Guest Post by How to Cope With Pain Blogger
One of the great things about blogs is sharing helpful, cool sites and gadgets you find. Sharing with others makes all our journeys easier and no one has to “reinvent the wheel” on her own. In that light, I came across this headache diary, which looks great for tracking headaches, including details like date, time, location of pain, type of pain, etc.
Have you ever used it? Do you use something else? Please share your thoughts in the comments.
The writer of this post blogs anonymously as she is a practicing psychiatrist. Her practice focuses mostly on patients with chronic pain. Having had chronic pain herself, her practice and blog reflect a deep understanding of its challenges.
How is it that I’m always surprised when I get a bad all-day migraine? Every migraine eases up eventually, so my optimism isn’t unfounded. But am I expecting the best or just denying reality?
Is self-deception always bad? I don’t keep a headache diary because it’s easier to revise history for the better without a written record. Hiding how I feel from friends often lets me conceal it from myself too. Shouldn’t I latch onto any method that makes my migraines and headaches better, mentally or otherwise? Or does burying the severity keep me from seeking adequate treatment or taking care of myself.
I’m asking a lot of questions with no idea how to respond. Have you found answers to any of these questions for yourself? Please help me out!
Compared to the ratings in a person’s headache or pain diary — if it’s kept faithfully — most people who rate their pain retroactively recall it as worse than it actually was. I too have a recall bias, but it’s the opposite effect. I think of the pain and other symptoms of my chronic daily headaches and migraines as much less than it really was.
When someone asked me on Monday how I’d felt in the past week, I said that it had been a pretty good week. I thought that was right, until I reflected on the week. My pain and other symptoms were severe at that moment. Saturday and Sunday were terrible — until I took a nap and drugged myself up so I could enjoy myself each night. Friday I was pretty sure my migraine was going to kill me. I didn’t post on Thursday, which only happens when I’m miserable and can’t think.
It wasn’t because I wanted to hide the severity of my migraines from this person, who is a health care provider that I’m currently seeing. I was protecting myself from the truth: I had a horrendous headache for at least a few hours every day that week.
A headache diary makes me confront reality. It’s too sad to think about.
It sneaks up, so quiet that I don’t know it’s there. It bullies my body until I awaken, dizzy, nauseated and gasping in pain. My only choice is to go back to sleep, but it’s never a restful sleep. If I’m lucky, I’ll wake in the morning slightly out of sorts, but without much pain. More often, I have to sleep at least an extra two hours and the rest of my day will be mediocre at best.
These were my thoughts when I was awoken by a migraine for the fourth time in the last five nights. (Yes, I do mentally blog in the middle of the night!) This happened a few months ago too, but I’m not sure when it was or how many days the night migraines lasted.
If only I kept a headache diary I might see if there was a pattern.

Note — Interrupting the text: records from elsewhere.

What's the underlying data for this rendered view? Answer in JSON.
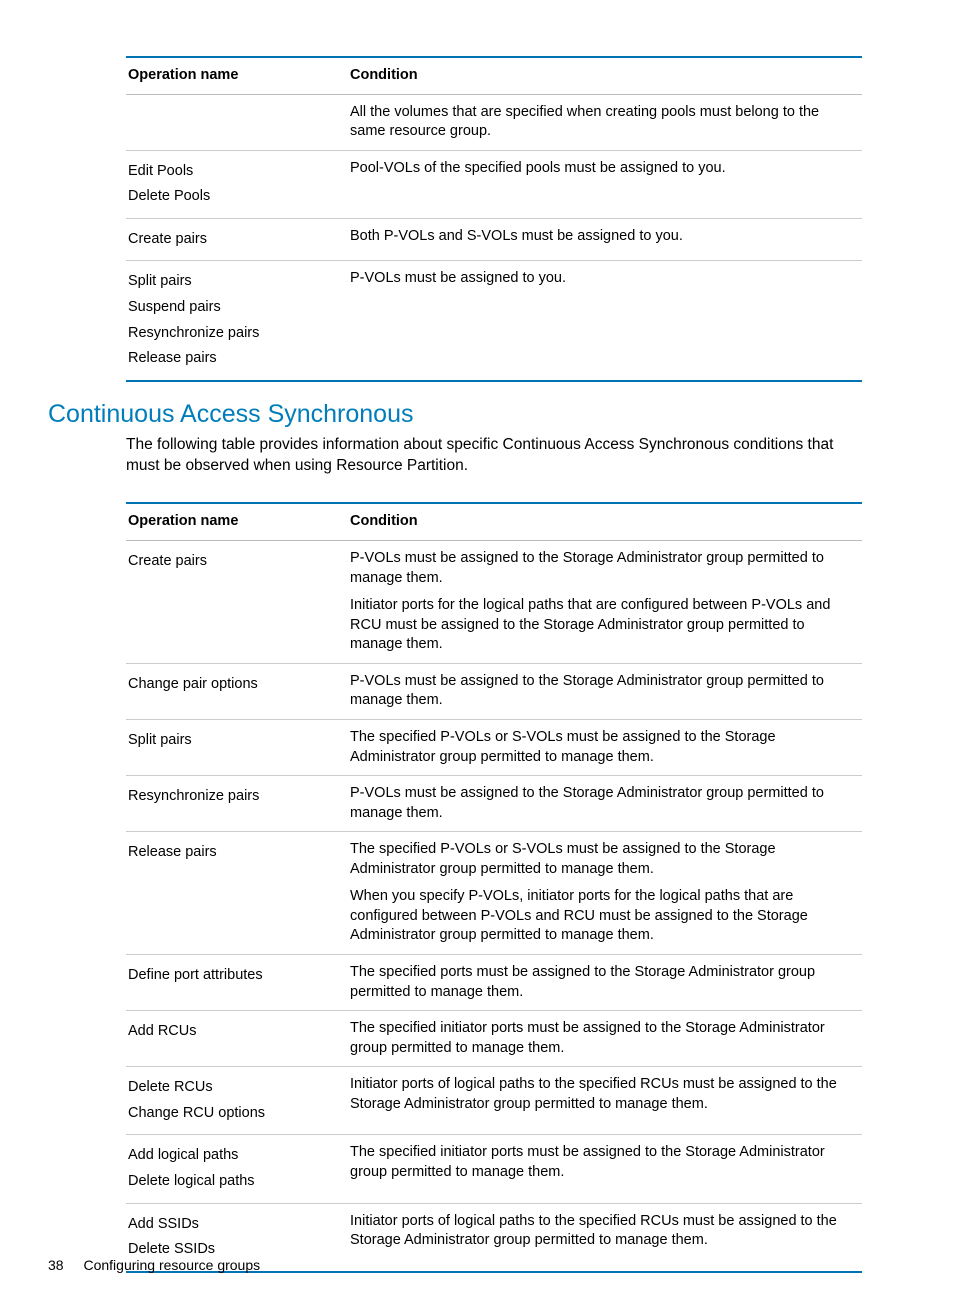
{
  "table1": {
    "headers": {
      "op": "Operation name",
      "cond": "Condition"
    },
    "rows": [
      {
        "ops": [
          ""
        ],
        "cond": [
          "All the volumes that are specified when creating pools must belong to the same resource group."
        ]
      },
      {
        "ops": [
          "Edit Pools",
          "Delete Pools"
        ],
        "cond": [
          "Pool-VOLs of the specified pools must be assigned to you."
        ]
      },
      {
        "ops": [
          "Create pairs"
        ],
        "cond": [
          "Both P-VOLs and S-VOLs must be assigned to you."
        ]
      },
      {
        "ops": [
          "Split pairs",
          "Suspend pairs",
          "Resynchronize pairs",
          "Release pairs"
        ],
        "cond": [
          "P-VOLs must be assigned to you."
        ]
      }
    ]
  },
  "section": {
    "title": "Continuous Access Synchronous",
    "intro": "The following table provides information about specific Continuous Access Synchronous conditions that must be observed when using Resource Partition."
  },
  "table2": {
    "headers": {
      "op": "Operation name",
      "cond": "Condition"
    },
    "rows": [
      {
        "ops": [
          "Create pairs"
        ],
        "cond": [
          "P-VOLs must be assigned to the Storage Administrator group permitted to manage them.",
          "Initiator ports for the logical paths that are configured between P-VOLs and RCU must be assigned to the Storage Administrator group permitted to manage them."
        ]
      },
      {
        "ops": [
          "Change pair options"
        ],
        "cond": [
          "P-VOLs must be assigned to the Storage Administrator group permitted to manage them."
        ]
      },
      {
        "ops": [
          "Split pairs"
        ],
        "cond": [
          "The specified P-VOLs or S-VOLs must be assigned to the Storage Administrator group permitted to manage them."
        ]
      },
      {
        "ops": [
          "Resynchronize pairs"
        ],
        "cond": [
          "P-VOLs must be assigned to the Storage Administrator group permitted to manage them."
        ]
      },
      {
        "ops": [
          "Release pairs"
        ],
        "cond": [
          "The specified P-VOLs or S-VOLs must be assigned to the Storage Administrator group permitted to manage them.",
          "When you specify P-VOLs, initiator ports for the logical paths that are configured between P-VOLs and RCU must be assigned to the Storage Administrator group permitted to manage them."
        ]
      },
      {
        "ops": [
          "Define port attributes"
        ],
        "cond": [
          "The specified ports must be assigned to the Storage Administrator group permitted to manage them."
        ]
      },
      {
        "ops": [
          "Add RCUs"
        ],
        "cond": [
          "The specified initiator ports must be assigned to the Storage Administrator group permitted to manage them."
        ]
      },
      {
        "ops": [
          "Delete RCUs",
          "Change RCU options"
        ],
        "cond": [
          "Initiator ports of logical paths to the specified RCUs must be assigned to the Storage Administrator group permitted to manage them."
        ]
      },
      {
        "ops": [
          "Add logical paths",
          "Delete logical paths"
        ],
        "cond": [
          "The specified initiator ports must be assigned to the Storage Administrator group permitted to manage them."
        ]
      },
      {
        "ops": [
          "Add SSIDs",
          "Delete SSIDs"
        ],
        "cond": [
          "Initiator ports of logical paths to the specified RCUs must be assigned to the Storage Administrator group permitted to manage them."
        ]
      }
    ]
  },
  "footer": {
    "page": "38",
    "section": "Configuring resource groups"
  }
}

I get so sad when I can look back at the month and see just how bad the pain was. Without a diary, it’s easy to fool myself into thinking the pain wasn’t so bad.
While I insist my migraines aren’t linked to my menstrual cycle, I did start my period on Thursday night and have had a migraine every night since then except for Friday. Hmm…
I really like the headache journal on Migraine Survival. Maybe today’s the day to try charting them again.
Do you chart your headaches? Is it helpful for you or just frustrating?
The Canadian Headache Society and Headache Network Canada have joined forces to create an awesome headache website. It’s full of information to people who are new to researching headache and has great resources for the seasoned veteran. Topics include diagnosis, tests, how frequency of headache affects treatment options, and drug and non-drug treatments.
My favorite part is the headache diary that can be printed or filled out in Excel. The form is thorough and easy to complete. This terrific tool can help you track if your headaches are better or worse and how debilitating they are, how the pain varies throughout the day, and which meds work for you.